I never miss going on Peter Pan's Flight. Personal fetish. You don't have to. If you luck out, you'll hear and want to march along with the marching band that every so often marches down Main Street playing ditties like "Seventy-Six Trombones," a joyous song full of obscure musical references (e.g., "double bell euphoniums") that, if you sing along, will drive children batty.
A dining note: First hotel on the monorail from the Magic Kingdom is Disney's Grand Floridian Resort & Spa, which is very expensive (from $385) primarily because it's the first hotel on the monorail from the Magic Kingdom. It's home to Victoria & Albert's, the hotel's gourmet experience mentioned before that, as of this year (and at long last), bans children younger than 10.
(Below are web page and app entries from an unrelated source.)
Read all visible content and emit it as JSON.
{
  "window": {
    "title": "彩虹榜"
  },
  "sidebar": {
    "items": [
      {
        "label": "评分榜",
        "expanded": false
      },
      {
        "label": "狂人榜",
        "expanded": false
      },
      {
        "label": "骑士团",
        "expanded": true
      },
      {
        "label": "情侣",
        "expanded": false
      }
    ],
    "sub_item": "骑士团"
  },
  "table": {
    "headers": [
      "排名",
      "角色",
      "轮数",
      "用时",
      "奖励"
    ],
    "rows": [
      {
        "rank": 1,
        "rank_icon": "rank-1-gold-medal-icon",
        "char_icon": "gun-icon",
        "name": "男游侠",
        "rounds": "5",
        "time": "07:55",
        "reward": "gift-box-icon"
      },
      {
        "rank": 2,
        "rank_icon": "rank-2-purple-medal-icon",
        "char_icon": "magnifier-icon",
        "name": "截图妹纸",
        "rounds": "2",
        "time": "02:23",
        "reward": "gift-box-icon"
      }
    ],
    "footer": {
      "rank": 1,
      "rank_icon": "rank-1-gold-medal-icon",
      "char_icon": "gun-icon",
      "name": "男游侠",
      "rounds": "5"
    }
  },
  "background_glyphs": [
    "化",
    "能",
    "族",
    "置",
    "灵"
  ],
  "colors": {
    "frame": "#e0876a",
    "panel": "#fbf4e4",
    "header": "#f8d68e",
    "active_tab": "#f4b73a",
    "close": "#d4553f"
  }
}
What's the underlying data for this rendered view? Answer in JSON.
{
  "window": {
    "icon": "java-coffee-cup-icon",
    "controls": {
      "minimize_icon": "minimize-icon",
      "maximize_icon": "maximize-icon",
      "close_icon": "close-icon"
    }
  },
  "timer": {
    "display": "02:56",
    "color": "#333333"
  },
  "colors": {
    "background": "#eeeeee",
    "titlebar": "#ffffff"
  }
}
Incredibly, until the ban there were people who would bring 4-year-olds here and pay the required $125 prix fixe for the little dickenses. ("Now, Cornelius, eat your chanterelles or no creme brulee! Cornelius, stop playing with your chard this minute!")
Not anymore -- and everybody wins. "No kid," said a server, "wants to sit for three hours." It's a great restaurant, by the way, and worth the splurge.
Also on the monorail (in fact, first in the other direction) is the Contemporary Resort, and the very good and very grownup California Grill. Sit at the large bar, enjoy the convivial bartenders, sip their martinis, trust their dinner recommendations and smile as other staff sweeps up under tables where kids (up way too late) left a mess.
If you go:
Walt Disney World tickets are available in a mind-numbing variety of options and packages, including dining plans. The four theme parks -- the Magic Kingdom, Epcot, Animal Kingdom and Disney Hollywood Studios -- each require separate admission. So do water parks. "Park Hopper" tickets, allowing visits to more than one theme park per day at reduced total cost, are available; per-day costs drop somewhat with multiple-day tickets.
Base prices: Adult one-day, one-park ticket: $71; kids 3-9: $60.
Golf (18 holes): $149 (Palm and Buena Vista), $169 (Osprey Ridge, Magnolia). Guests at Disney resorts pay $10 less. Twilight rates for all guests, $79 and $89.
Kid-free lodgings: None. This is a family kind of place. Best chance for quiet might be at the Disney Vacation Club time-share properties, but don't count on it.
Information: 407-824-4321; waltdisneyworld.com.Copyright © 2015, Los Angeles Times